[Entries taken from a collection]
|---|
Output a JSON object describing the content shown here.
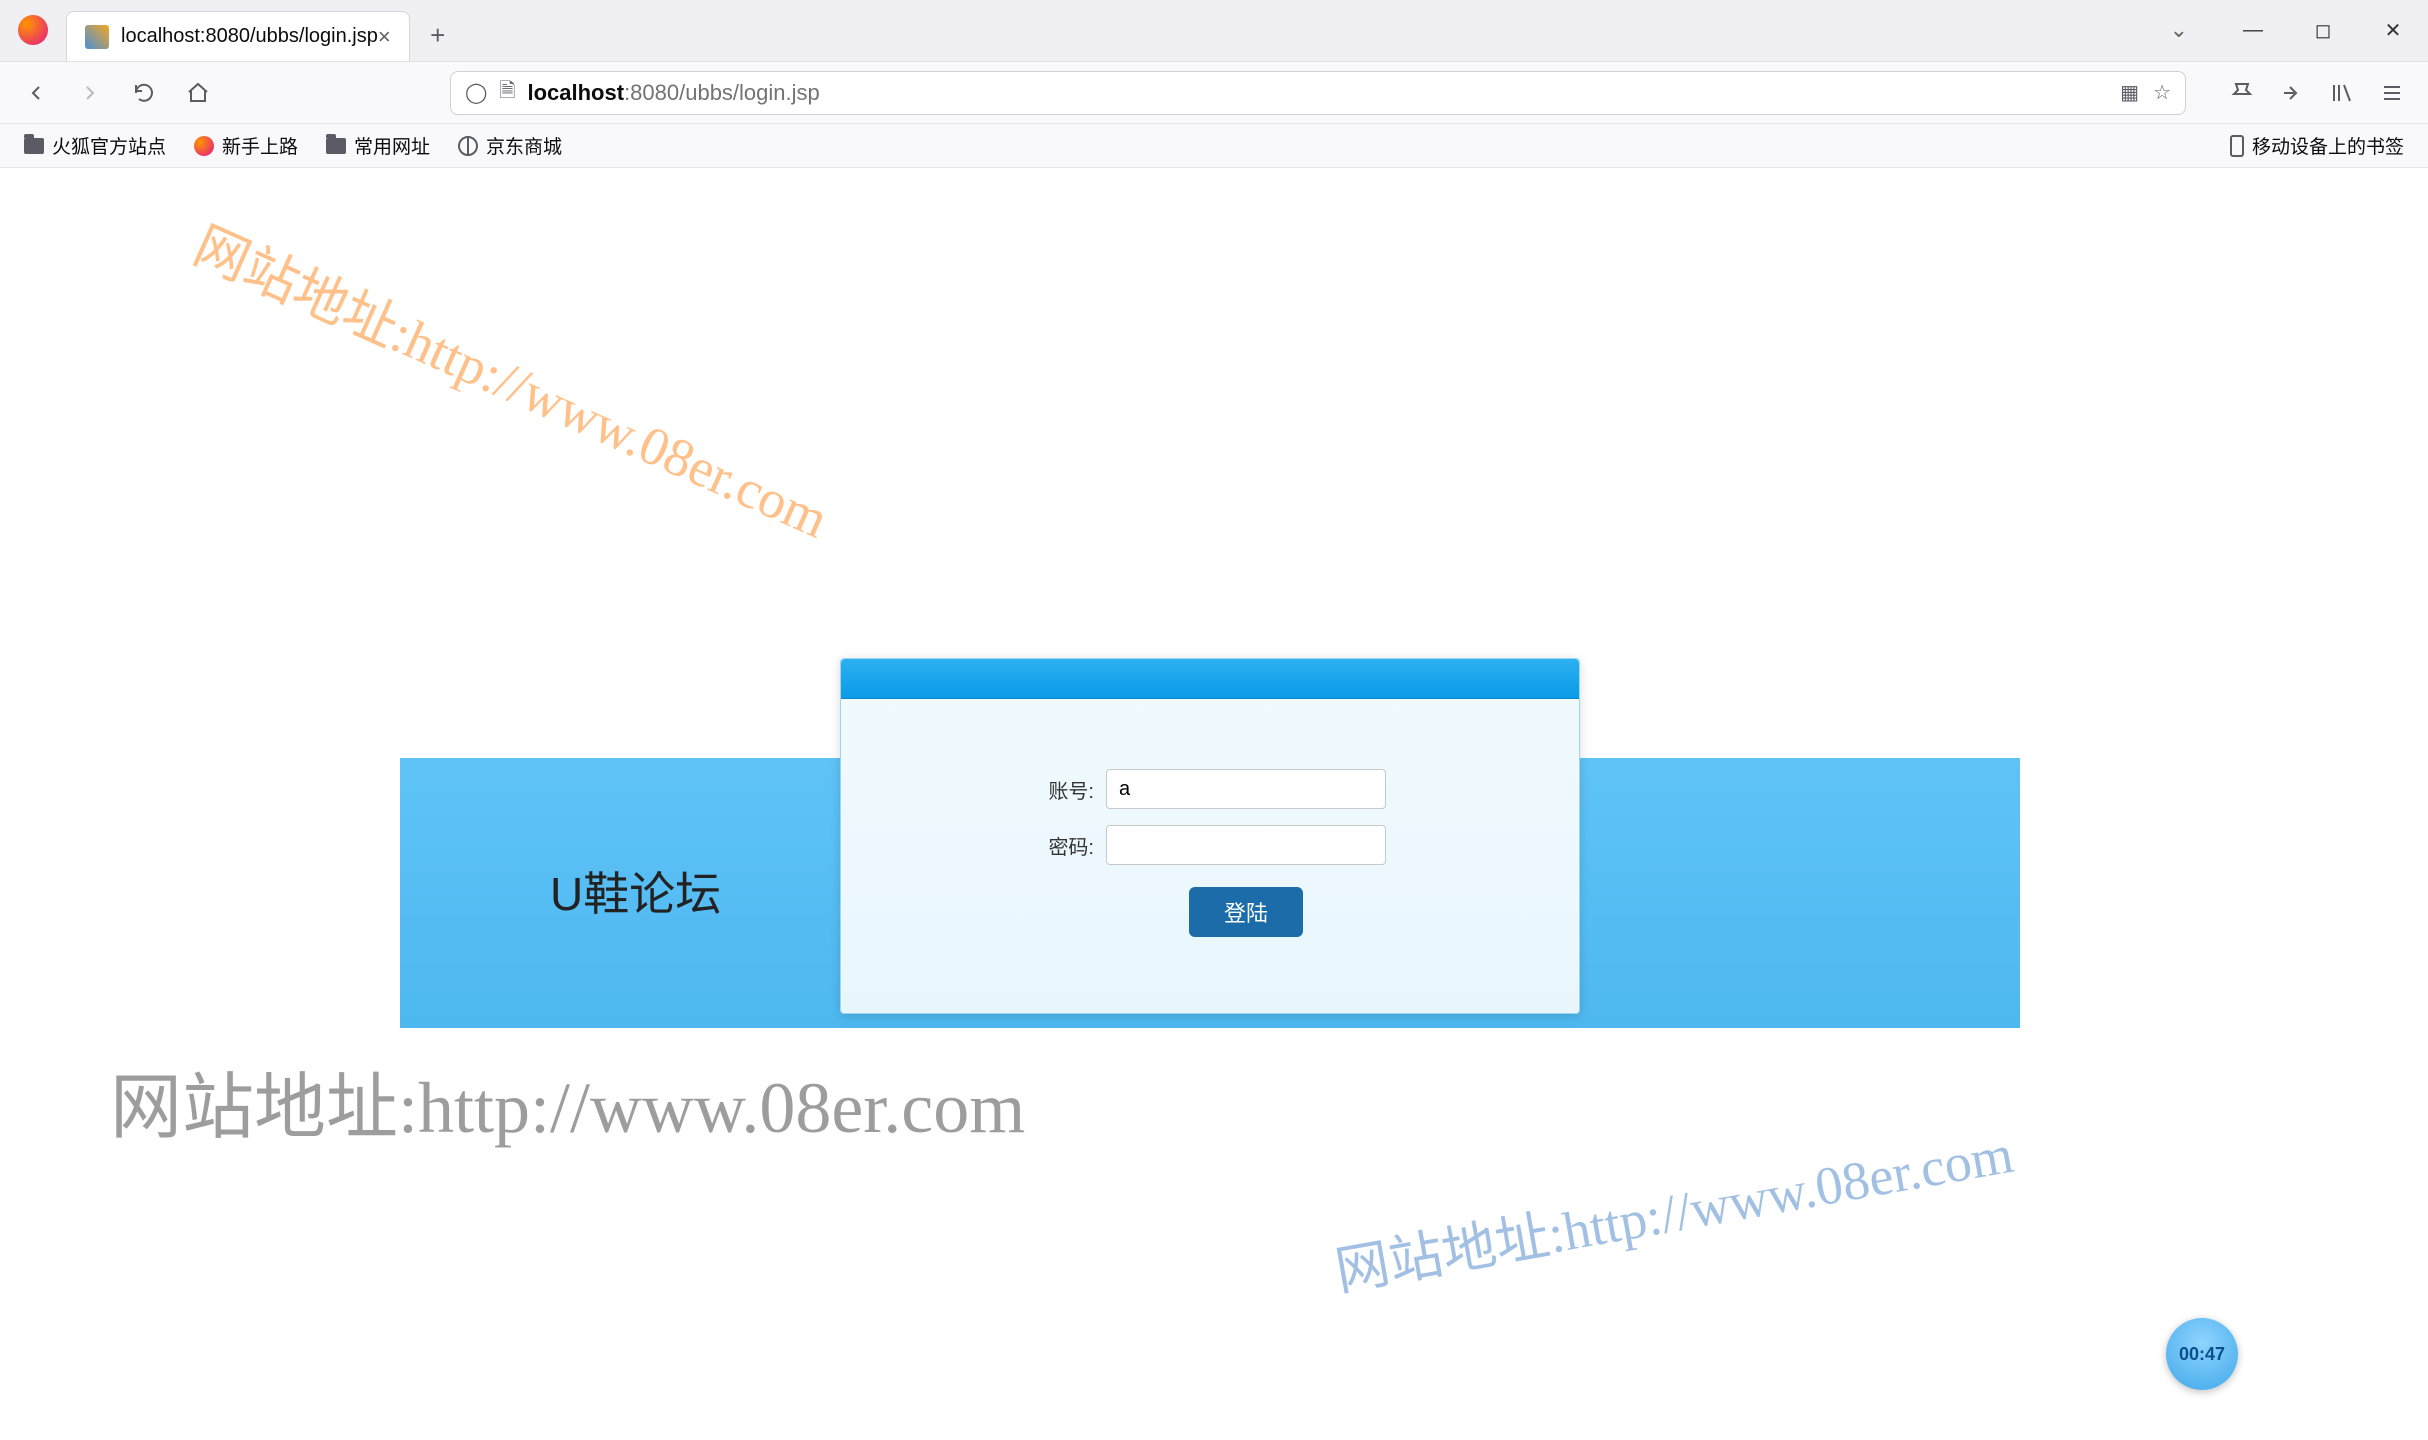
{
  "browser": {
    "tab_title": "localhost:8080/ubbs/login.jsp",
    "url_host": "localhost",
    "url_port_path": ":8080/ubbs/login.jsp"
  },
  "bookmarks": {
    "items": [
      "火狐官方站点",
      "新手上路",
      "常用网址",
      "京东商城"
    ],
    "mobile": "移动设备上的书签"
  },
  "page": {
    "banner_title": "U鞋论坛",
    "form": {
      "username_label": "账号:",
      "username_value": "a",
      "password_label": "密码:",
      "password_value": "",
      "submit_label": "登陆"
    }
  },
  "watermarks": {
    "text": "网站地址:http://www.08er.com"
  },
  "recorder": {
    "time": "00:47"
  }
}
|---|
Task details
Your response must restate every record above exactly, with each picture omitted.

Your solution
Output a JSON object describing the content shown here.
{
  "browser": {
    "tab_title": "localhost:8080/ubbs/login.jsp",
    "url_host": "localhost",
    "url_port_path": ":8080/ubbs/login.jsp"
  },
  "bookmarks": {
    "items": [
      "火狐官方站点",
      "新手上路",
      "常用网址",
      "京东商城"
    ],
    "mobile": "移动设备上的书签"
  },
  "page": {
    "banner_title": "U鞋论坛",
    "form": {
      "username_label": "账号:",
      "username_value": "a",
      "password_label": "密码:",
      "password_value": "",
      "submit_label": "登陆"
    }
  },
  "watermarks": {
    "text": "网站地址:http://www.08er.com"
  },
  "recorder": {
    "time": "00:47"
  }
}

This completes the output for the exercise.